They say that it’s one of the best things you can do. Better than flossing.
But it’s not easy to sit silently and empty the mind. It’s not easy to build a daily practice of stillness.
Lately I’ve been starting each morning doing Japa Mala Mantra Meditation…. Hmmm? What’s that? You’ve never?
Oh, I like it. It’s one of those strange tangent things you get into after you’ve been doing a physical yoga practice for years.
America get ready.
So, Japa meditation, let’s see… you’ve heard of Rosary Beads? It’s like that, but Hindu… I guess all the
major religions have some sort of prayer beads.
In yogic teachings… us humans have the ‘monkey mind’ to deal with. One of the goals
of a yogi is to step past those animal instincts, those lower mundane functions, and to push higher on the spiritual path…
Mala beads make it easier to get into a daily meditation practice.
Keeping your hands busy, and giving that monkey mind a focus in the physical world— allows for another part of your brain to
clear. The meditation technique uses the japa mala as a tool to set the linear and practical part of the brain off in the corner with a
coloring book, so that a deeper part of your consciousness can have some quiet time. Allowing the awake brain to have a peaceful
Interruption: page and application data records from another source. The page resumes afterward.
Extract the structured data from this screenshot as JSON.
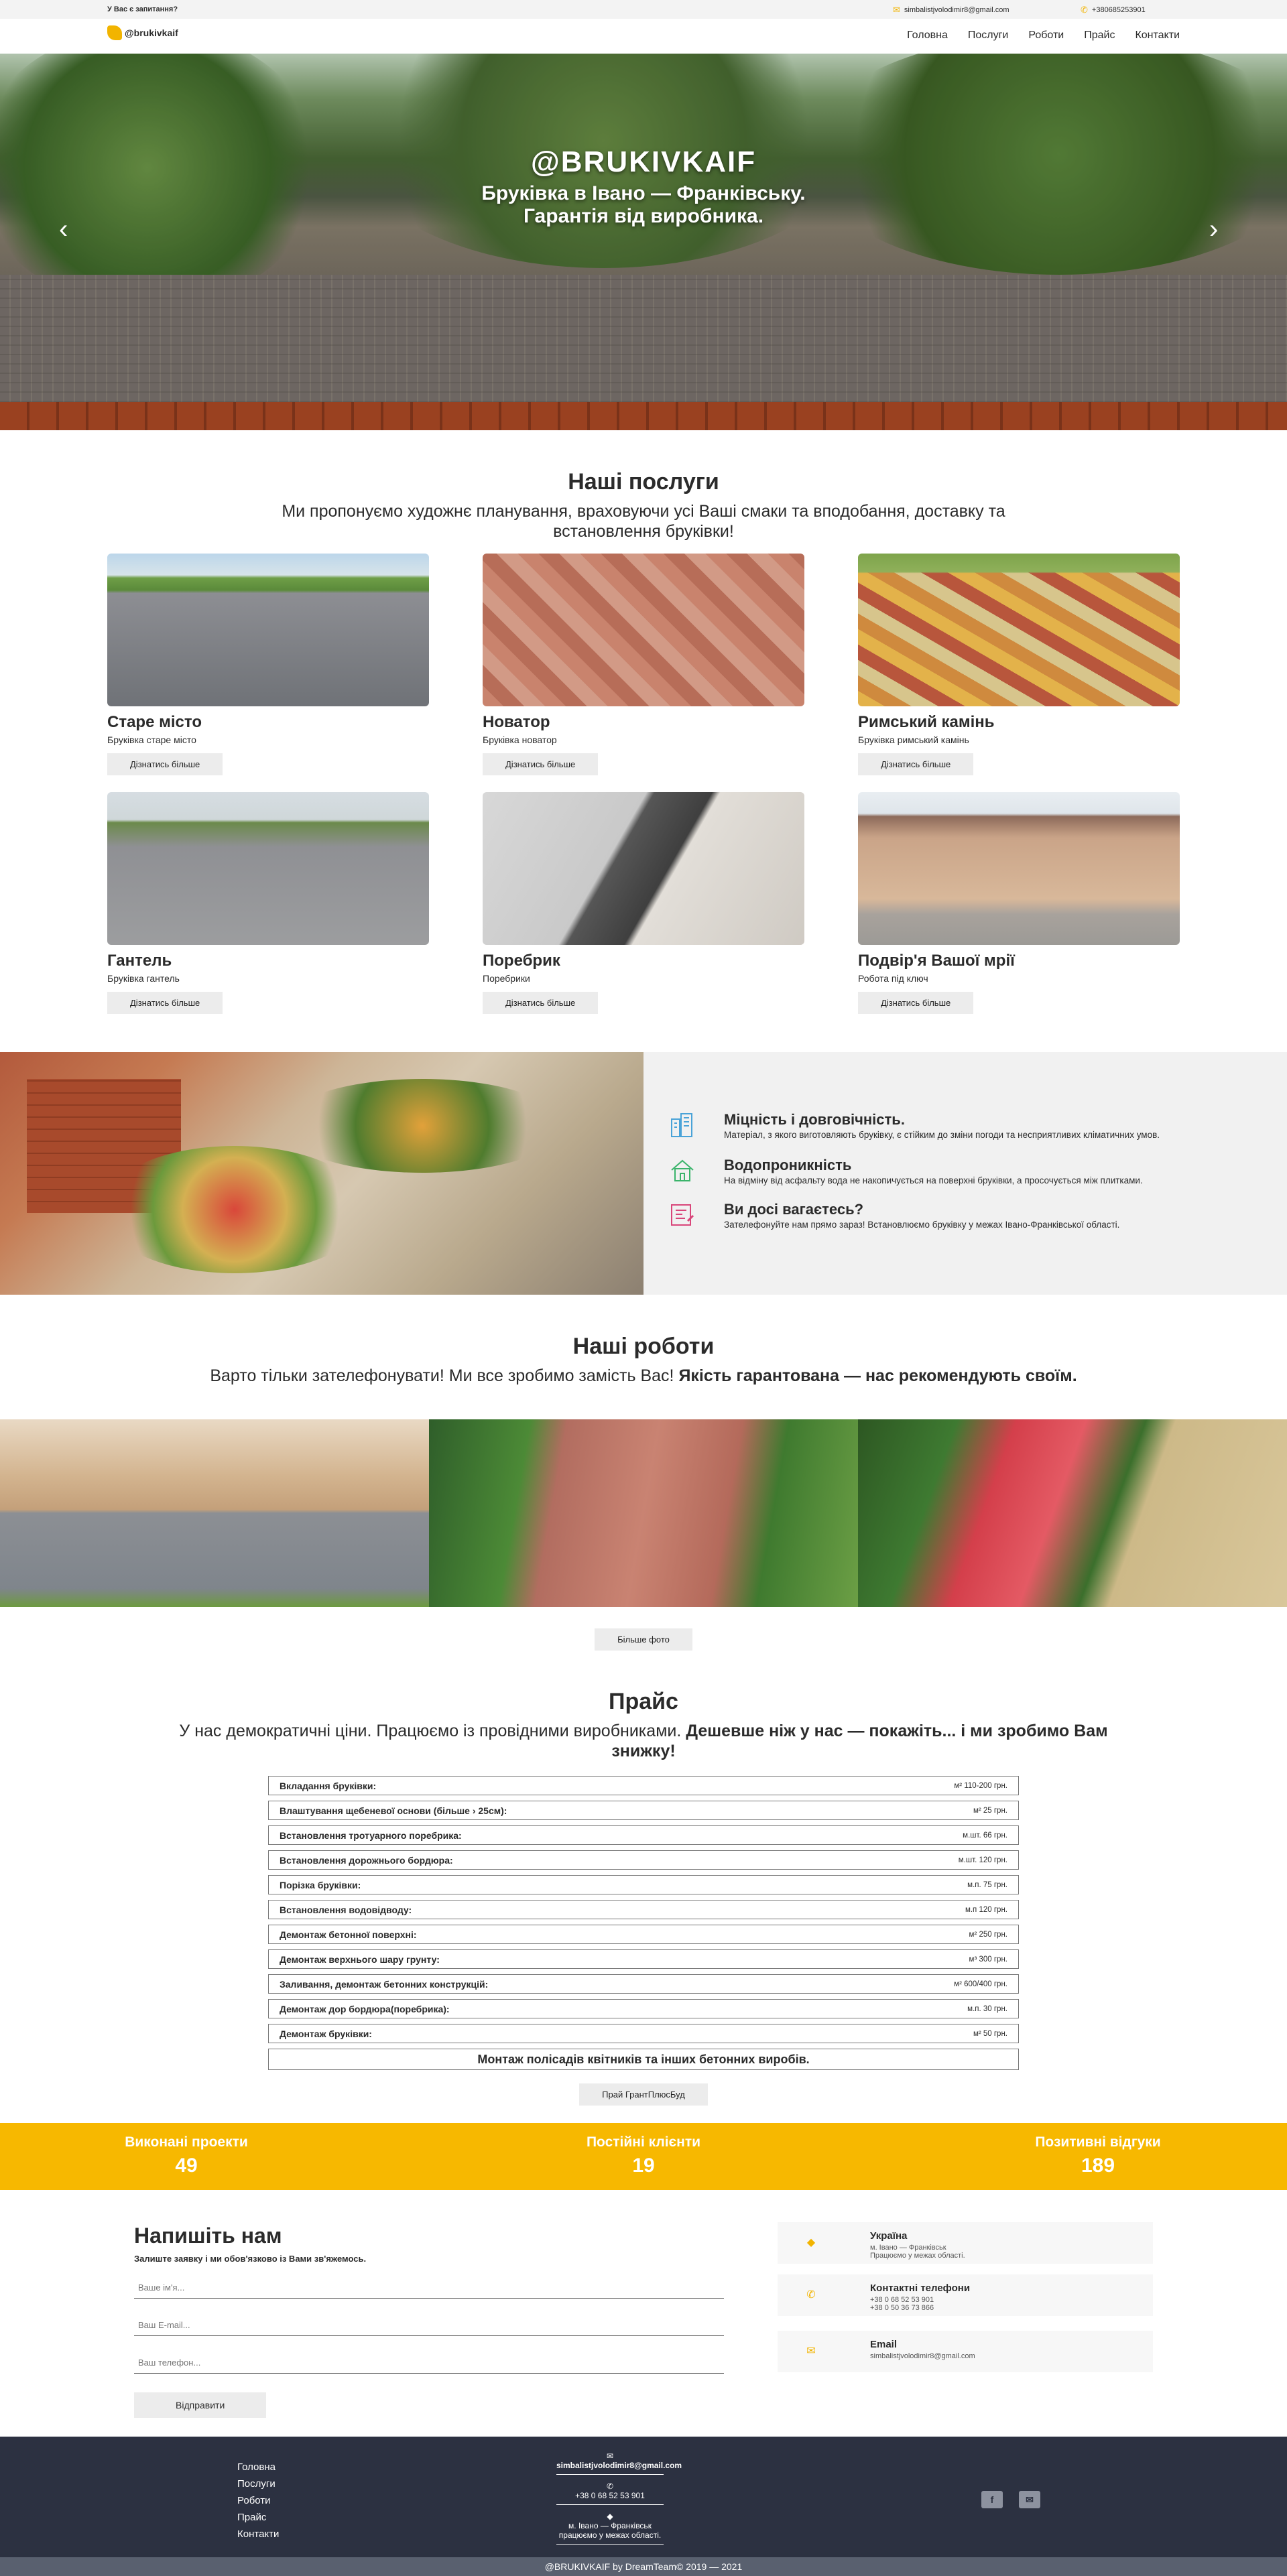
{
  "topbar": {
    "question": "У Вас є запитання?",
    "email": "simbalistjvolodimir8@gmail.com",
    "phone": "+380685253901"
  },
  "header": {
    "logo": "@brukivkaif",
    "nav": [
      "Головна",
      "Послуги",
      "Роботи",
      "Прайс",
      "Контакти"
    ]
  },
  "hero": {
    "title": "@BRUKIVKAIF",
    "subtitle_line1": "Бруківка в Івано — Франківську.",
    "subtitle_line2": "Гарантія від виробника.",
    "prev": "‹",
    "next": "›"
  },
  "services": {
    "title": "Наші послуги",
    "subtitle": "Ми пропонуємо художнє планування, враховуючи усі Ваші смаки та вподобання, доставку та встановлення бруківки!",
    "button": "Дізнатись більше",
    "items": [
      {
        "title": "Старе місто",
        "desc": "Бруківка старе місто"
      },
      {
        "title": "Новатор",
        "desc": "Бруківка новатор"
      },
      {
        "title": "Римський камінь",
        "desc": "Бруківка римський камінь"
      },
      {
        "title": "Гантель",
        "desc": "Бруківка гантель"
      },
      {
        "title": "Поребрик",
        "desc": "Поребрики"
      },
      {
        "title": "Подвір'я Вашої мрії",
        "desc": "Робота під ключ"
      }
    ]
  },
  "features": [
    {
      "icon": "buildings-icon",
      "title": "Міцність і довговічність.",
      "text": "Матеріал, з якого виготовляють бруківку, є стійким до зміни погоди та несприятливих кліматичних умов."
    },
    {
      "icon": "house-icon",
      "title": "Водопроникність",
      "text": "На відміну від асфальту вода не накопичується на поверхні бруківки, а просочується між плитками."
    },
    {
      "icon": "blueprint-icon",
      "title": "Ви досі вагаєтесь?",
      "text": "Зателефонуйте нам прямо зараз! Встановлюємо бруківку у межах Івано-Франківської області."
    }
  ],
  "works": {
    "title": "Наші роботи",
    "subtitle_plain": "Варто тільки зателефонувати! Ми все зробимо замість Вас!",
    "subtitle_bold": "Якість гарантована — нас рекомендують своїм.",
    "button": "Більше фото"
  },
  "price": {
    "title": "Прайс",
    "subtitle_plain": "У нас демократичні ціни. Працюємо із провідними виробниками.",
    "subtitle_bold": "Дешевше ніж у нас — покажіть... і ми зробимо Вам знижку!",
    "rows": [
      {
        "name": "Вкладання бруківки:",
        "value": "м² 110-200 грн."
      },
      {
        "name": "Влаштування щебеневої основи (більше › 25см):",
        "value": "м² 25 грн."
      },
      {
        "name": "Встановлення тротуарного поребрика:",
        "value": "м.шт. 66 грн."
      },
      {
        "name": "Встановлення дорожнього бордюра:",
        "value": "м.шт. 120 грн."
      },
      {
        "name": "Порізка бруківки:",
        "value": "м.п. 75 грн."
      },
      {
        "name": "Встановлення водовідводу:",
        "value": "м.п 120 грн."
      },
      {
        "name": "Демонтаж бетонної поверхні:",
        "value": "м² 250 грн."
      },
      {
        "name": "Демонтаж верхнього шару грунту:",
        "value": "м³ 300 грн."
      },
      {
        "name": "Заливання, демонтаж бетонних конструкцій:",
        "value": "м² 600/400 грн."
      },
      {
        "name": "Демонтаж дор бордюра(поребрика):",
        "value": "м.п. 30 грн."
      },
      {
        "name": "Демонтаж бруківки:",
        "value": "м² 50 грн."
      }
    ],
    "mont": "Монтаж полісадів квітників та інших бетонних виробів.",
    "button": "Прай ГрантПлюсБуд"
  },
  "stats": [
    {
      "label": "Виконані проекти",
      "value": "49"
    },
    {
      "label": "Постійні клієнти",
      "value": "19"
    },
    {
      "label": "Позитивні відгуки",
      "value": "189"
    }
  ],
  "contact": {
    "title": "Напишіть нам",
    "subtitle": "Залиште заявку і ми обов'язково із Вами зв'яжемось.",
    "name_placeholder": "Ваше ім'я...",
    "email_placeholder": "Ваш E-mail...",
    "phone_placeholder": "Ваш телефон...",
    "send": "Відправити",
    "info": [
      {
        "icon": "location-icon",
        "title": "Україна",
        "line1": "м. Івано — Франківськ",
        "line2": "Працюємо у межах області."
      },
      {
        "icon": "phone-icon",
        "title": "Контактні телефони",
        "line1": "+38 0 68 52 53 901",
        "line2": "+38 0 50 36 73 866"
      },
      {
        "icon": "envelope-icon",
        "title": "Email",
        "line1": "simbalistjvolodimir8@gmail.com",
        "line2": ""
      }
    ]
  },
  "footer": {
    "nav": [
      "Головна",
      "Послуги",
      "Роботи",
      "Прайс",
      "Контакти"
    ],
    "email": "simbalistjvolodimir8@gmail.com",
    "phone": "+38 0 68 52 53 901",
    "address_line1": "м. Івано — Франківськ",
    "address_line2": "працюємо у межах області.",
    "facebook": "f",
    "mail": "✉",
    "copyright": "@BRUKIVKAIF by DreamTeam© 2019 — 2021"
  }
}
moment, stepping away from the constant chatter and stress, and tick tick ticking.
Most of us in Fast Paced America have non-stop weeks with too many things on the checklist and not enough hours in the day.
Getting into this type of meditation routine, that might utilize ten to thirty minutes of the day, helps to anchor your deeper self to
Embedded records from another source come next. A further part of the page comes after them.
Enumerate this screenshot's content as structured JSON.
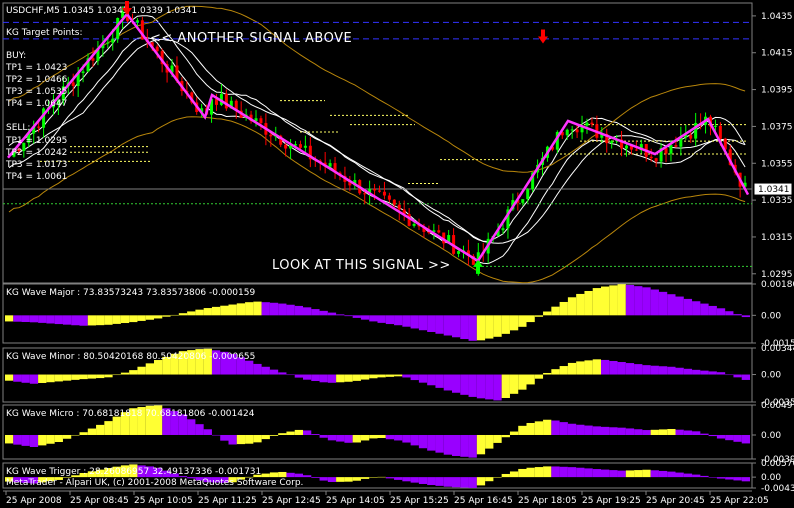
{
  "chart_data": [
    {
      "type": "candlestick",
      "title": "USDCHF,M5  1.0345 1.0345 1.0339 1.0341",
      "price_axis": {
        "ticks": [
          "1.0435",
          "1.0415",
          "1.0395",
          "1.0375",
          "1.0355",
          "1.0335",
          "1.0315",
          "1.0295"
        ],
        "ylim": [
          1.029,
          1.0442
        ],
        "current_price": "1.0341"
      },
      "target_box": {
        "title": "KG Target Points:",
        "buy_header": "BUY:",
        "buy": [
          "TP1 = 1.0423",
          "TP2 = 1.0466",
          "TP3 = 1.0535",
          "TP4 = 1.0647"
        ],
        "sell_header": "SELL:",
        "sell": [
          "TP1 = 1.0295",
          "TP2 = 1.0242",
          "TP3 = 1.0173",
          "TP4 = 1.0061"
        ]
      },
      "annotations": [
        "<< ANOTHER SIGNAL ABOVE",
        "LOOK AT THIS SIGNAL >>"
      ],
      "wave_pivots": [
        1.0358,
        1.0436,
        1.038,
        1.0392,
        1.0302,
        1.0378,
        1.036,
        1.0379,
        1.0338
      ],
      "colors": {
        "up": "#00ff00",
        "down": "#ff0000",
        "zigzag": "#ff33ff",
        "envelope": "#b8860b",
        "ma": "#ffffff",
        "levels": "#ffff66",
        "signal_up": "#00ff00",
        "signal_down": "#ff0000"
      }
    },
    {
      "type": "histogram",
      "title": "KG Wave Major : 73.83573243 73.83573806 -0.000159",
      "ticks": [
        "0.00180",
        "0.00",
        "-0.00159"
      ],
      "ylim": [
        -0.00159,
        0.0018
      ],
      "values": [
        -0.00035,
        -0.0004,
        -0.0005,
        -0.0006,
        -0.00055,
        -0.0004,
        -0.0002,
        0.0001,
        0.0004,
        0.0006,
        0.0008,
        0.0007,
        0.0005,
        0.0002,
        -0.0001,
        -0.0004,
        -0.0006,
        -0.0009,
        -0.0012,
        -0.0015,
        -0.0012,
        -0.0006,
        0.0003,
        0.0011,
        0.0016,
        0.0018,
        0.0016,
        0.0012,
        0.0008,
        0.0004,
        -0.0001
      ],
      "colors": {
        "rising": "#ffff33",
        "falling": "#9900ff"
      }
    },
    {
      "type": "histogram",
      "title": "KG Wave Minor : 80.50420168 80.50420806 -0.000655",
      "ticks": [
        "0.00344",
        "0.00",
        "-0.00356"
      ],
      "ylim": [
        -0.00356,
        0.00344
      ],
      "values": [
        -0.0008,
        -0.0012,
        -0.0009,
        -0.0006,
        -0.0004,
        0.0005,
        0.0018,
        0.003,
        0.0034,
        0.0028,
        0.0015,
        0.0004,
        -0.0006,
        -0.0011,
        -0.0009,
        -0.0004,
        -0.0002,
        -0.0012,
        -0.0022,
        -0.003,
        -0.0034,
        -0.0018,
        0.0004,
        0.0016,
        0.002,
        0.0016,
        0.0012,
        0.001,
        0.0006,
        0.0003,
        -0.0007
      ],
      "colors": {
        "rising": "#ffff33",
        "falling": "#9900ff"
      }
    },
    {
      "type": "histogram",
      "title": "KG Wave Micro : 70.68181818 70.68181806 -0.001424",
      "ticks": [
        "0.00497",
        "0.00",
        "-0.00398"
      ],
      "ylim": [
        -0.00398,
        0.00497
      ],
      "values": [
        -0.0014,
        -0.002,
        -0.0012,
        0.0004,
        0.0022,
        0.0044,
        0.005,
        0.0036,
        0.0012,
        -0.0016,
        -0.0014,
        0.0002,
        0.001,
        -0.0008,
        -0.0014,
        -0.0004,
        -0.001,
        -0.0024,
        -0.0034,
        -0.0038,
        -0.001,
        0.0018,
        0.0026,
        0.0018,
        0.0014,
        0.0012,
        0.0008,
        0.001,
        0.0006,
        -0.0006,
        -0.0014
      ],
      "colors": {
        "rising": "#ffff33",
        "falling": "#9900ff"
      }
    },
    {
      "type": "histogram",
      "title": "KG Wave Trigger : 28.26086957 32.49137336 -0.001731",
      "ticks": [
        "0.00570",
        "0.00",
        "-0.00439"
      ],
      "ylim": [
        -0.00439,
        0.0057
      ],
      "values": [
        -0.0018,
        -0.0026,
        -0.0012,
        0.0016,
        0.0036,
        0.0052,
        0.004,
        0.0006,
        -0.002,
        -0.0024,
        0.0008,
        0.0022,
        0.0012,
        -0.002,
        -0.0018,
        0.0004,
        -0.0014,
        -0.003,
        -0.004,
        -0.0044,
        0.0006,
        0.0036,
        0.0044,
        0.004,
        0.0032,
        0.0026,
        0.003,
        0.0022,
        0.001,
        -0.0006,
        -0.0017
      ],
      "colors": {
        "rising": "#ffff33",
        "falling": "#9900ff"
      }
    }
  ],
  "time_axis": [
    "25 Apr 2008",
    "25 Apr 08:45",
    "25 Apr 10:05",
    "25 Apr 11:25",
    "25 Apr 12:45",
    "25 Apr 14:05",
    "25 Apr 15:25",
    "25 Apr 16:45",
    "25 Apr 18:05",
    "25 Apr 19:25",
    "25 Apr 20:45",
    "25 Apr 22:05"
  ],
  "footer": "MetaTrader - Alpari UK, (c) 2001-2008 MetaQuotes Software Corp."
}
the truth that most of your list is a bunch of headache. Having a meditation practice is reserving a bit of each day to quiet and
peace. And it can do wonders for your clarity and sanity.
We’ve been doing a Ganesh mantra. It’s definitely leaning towards Hindu religion. The sanskrit mantra is repeated a hundred and
eight times. Invoking the qualities of Ganesh. Namely the ability to bust through obstacles.
‘Om Gam Ganapataye Namah’ Ganapataye is a name for Ganesh, ‘the remover of obstacles’
Gam is his ‘seed sound’
Namah, here pronounced ‘Nama-ha’ is a bowing to, and a dissolving into.
and Om is… well they say it’s the echo of the universe.
I like the idea of time being round, and cycles happening again and again. One of the cool philosophies of repeating mantra is being
able to tap into thousands of years of humans meditating on these sounds and vibrations.
It’s funny that when it gets labeled ‘new age thinking’ it’s often times the thoughts of the earliest scholarly work and language.
People who are real into these thought processes will tell you that Sanskrit comes from an older place. Like older than life on earth.